Among the entries that follow, find every line with the word "IDENTIFY" and list it.

[DATA SHOWN Boundary: Start]

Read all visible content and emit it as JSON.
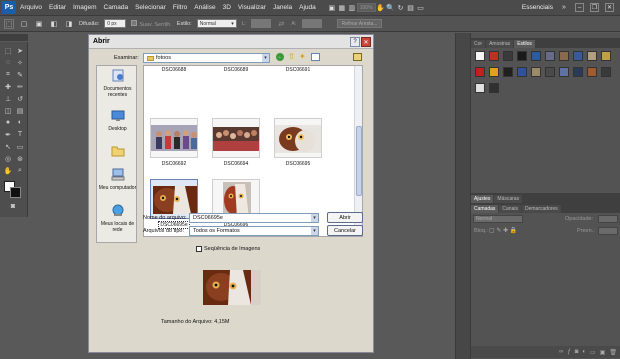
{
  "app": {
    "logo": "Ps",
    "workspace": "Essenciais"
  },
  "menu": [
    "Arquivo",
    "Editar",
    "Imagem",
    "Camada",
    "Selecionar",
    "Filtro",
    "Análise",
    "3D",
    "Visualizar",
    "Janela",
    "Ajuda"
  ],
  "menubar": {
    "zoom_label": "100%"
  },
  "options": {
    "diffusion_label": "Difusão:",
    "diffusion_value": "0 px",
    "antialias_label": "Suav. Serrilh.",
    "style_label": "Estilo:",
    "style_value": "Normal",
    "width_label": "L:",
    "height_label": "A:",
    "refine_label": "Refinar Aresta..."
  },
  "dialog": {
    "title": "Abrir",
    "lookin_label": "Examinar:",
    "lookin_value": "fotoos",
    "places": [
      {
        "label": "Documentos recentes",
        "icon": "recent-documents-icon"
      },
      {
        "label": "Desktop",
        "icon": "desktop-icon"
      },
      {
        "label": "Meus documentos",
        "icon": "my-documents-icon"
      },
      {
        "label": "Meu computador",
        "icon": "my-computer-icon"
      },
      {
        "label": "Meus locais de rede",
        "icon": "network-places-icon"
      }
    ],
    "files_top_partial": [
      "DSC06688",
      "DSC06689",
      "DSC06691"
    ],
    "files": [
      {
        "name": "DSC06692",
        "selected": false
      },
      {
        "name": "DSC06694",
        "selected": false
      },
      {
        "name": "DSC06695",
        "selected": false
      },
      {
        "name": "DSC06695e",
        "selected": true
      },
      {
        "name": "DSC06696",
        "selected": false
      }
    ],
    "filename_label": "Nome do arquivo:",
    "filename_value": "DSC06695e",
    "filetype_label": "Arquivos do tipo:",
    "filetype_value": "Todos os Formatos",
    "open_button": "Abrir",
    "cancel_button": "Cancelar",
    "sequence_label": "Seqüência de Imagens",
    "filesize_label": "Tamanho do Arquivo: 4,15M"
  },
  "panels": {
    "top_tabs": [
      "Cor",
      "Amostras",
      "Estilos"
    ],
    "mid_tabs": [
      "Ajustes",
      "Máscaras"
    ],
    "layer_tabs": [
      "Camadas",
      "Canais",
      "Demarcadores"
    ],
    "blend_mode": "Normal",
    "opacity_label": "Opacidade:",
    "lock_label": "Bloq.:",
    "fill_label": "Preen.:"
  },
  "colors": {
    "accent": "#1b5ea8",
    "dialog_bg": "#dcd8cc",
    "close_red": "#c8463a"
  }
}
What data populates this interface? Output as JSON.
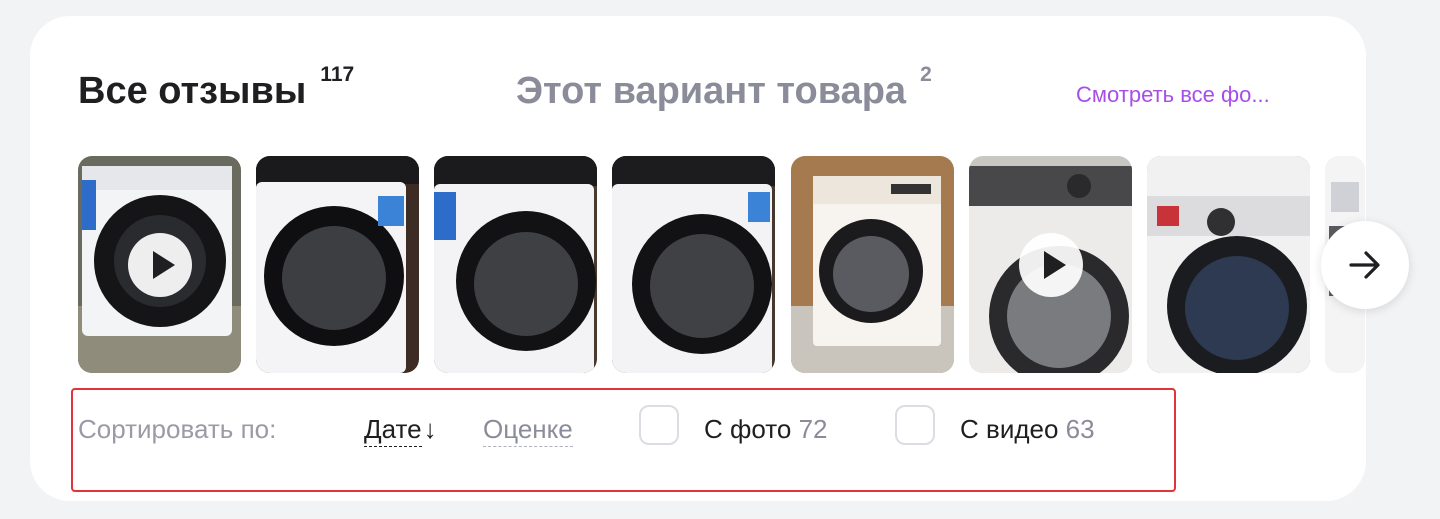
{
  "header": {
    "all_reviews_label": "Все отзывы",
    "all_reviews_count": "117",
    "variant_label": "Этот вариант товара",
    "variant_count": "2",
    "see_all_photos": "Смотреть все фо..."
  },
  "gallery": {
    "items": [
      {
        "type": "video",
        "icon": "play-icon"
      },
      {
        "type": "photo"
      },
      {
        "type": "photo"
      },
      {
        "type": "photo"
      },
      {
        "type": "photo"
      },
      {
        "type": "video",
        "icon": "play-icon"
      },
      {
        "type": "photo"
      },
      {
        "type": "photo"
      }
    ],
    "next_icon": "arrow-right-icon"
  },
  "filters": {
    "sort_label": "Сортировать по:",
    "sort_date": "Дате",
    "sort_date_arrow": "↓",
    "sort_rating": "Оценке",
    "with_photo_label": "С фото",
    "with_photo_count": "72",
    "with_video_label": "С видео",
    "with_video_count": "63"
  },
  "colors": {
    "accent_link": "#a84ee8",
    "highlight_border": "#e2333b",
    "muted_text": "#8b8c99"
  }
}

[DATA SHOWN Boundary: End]
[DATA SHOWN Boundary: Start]

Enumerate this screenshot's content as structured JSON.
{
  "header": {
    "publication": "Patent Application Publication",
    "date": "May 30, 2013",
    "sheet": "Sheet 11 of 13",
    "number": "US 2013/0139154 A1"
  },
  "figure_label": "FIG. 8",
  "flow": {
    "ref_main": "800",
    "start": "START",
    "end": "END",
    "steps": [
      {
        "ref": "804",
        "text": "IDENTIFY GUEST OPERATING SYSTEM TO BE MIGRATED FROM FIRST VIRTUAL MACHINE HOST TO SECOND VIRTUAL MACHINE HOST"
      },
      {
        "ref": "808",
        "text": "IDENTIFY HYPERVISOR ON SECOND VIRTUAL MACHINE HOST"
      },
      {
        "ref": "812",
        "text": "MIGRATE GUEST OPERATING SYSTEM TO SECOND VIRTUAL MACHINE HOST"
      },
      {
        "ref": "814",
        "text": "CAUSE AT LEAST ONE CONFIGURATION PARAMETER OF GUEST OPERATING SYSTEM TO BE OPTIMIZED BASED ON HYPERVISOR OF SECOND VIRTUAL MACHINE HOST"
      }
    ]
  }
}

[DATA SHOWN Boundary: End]

◆ SOLUTION ◆
        "text": "IDENTIFY GUEST OPERATING SYSTEM TO BE MIGRATED FROM FIRST VIRTUAL MACHINE HOST TO SECOND VIRTUAL MACHINE HOST"
        "text": "IDENTIFY HYPERVISOR ON SECOND VIRTUAL MACHINE HOST"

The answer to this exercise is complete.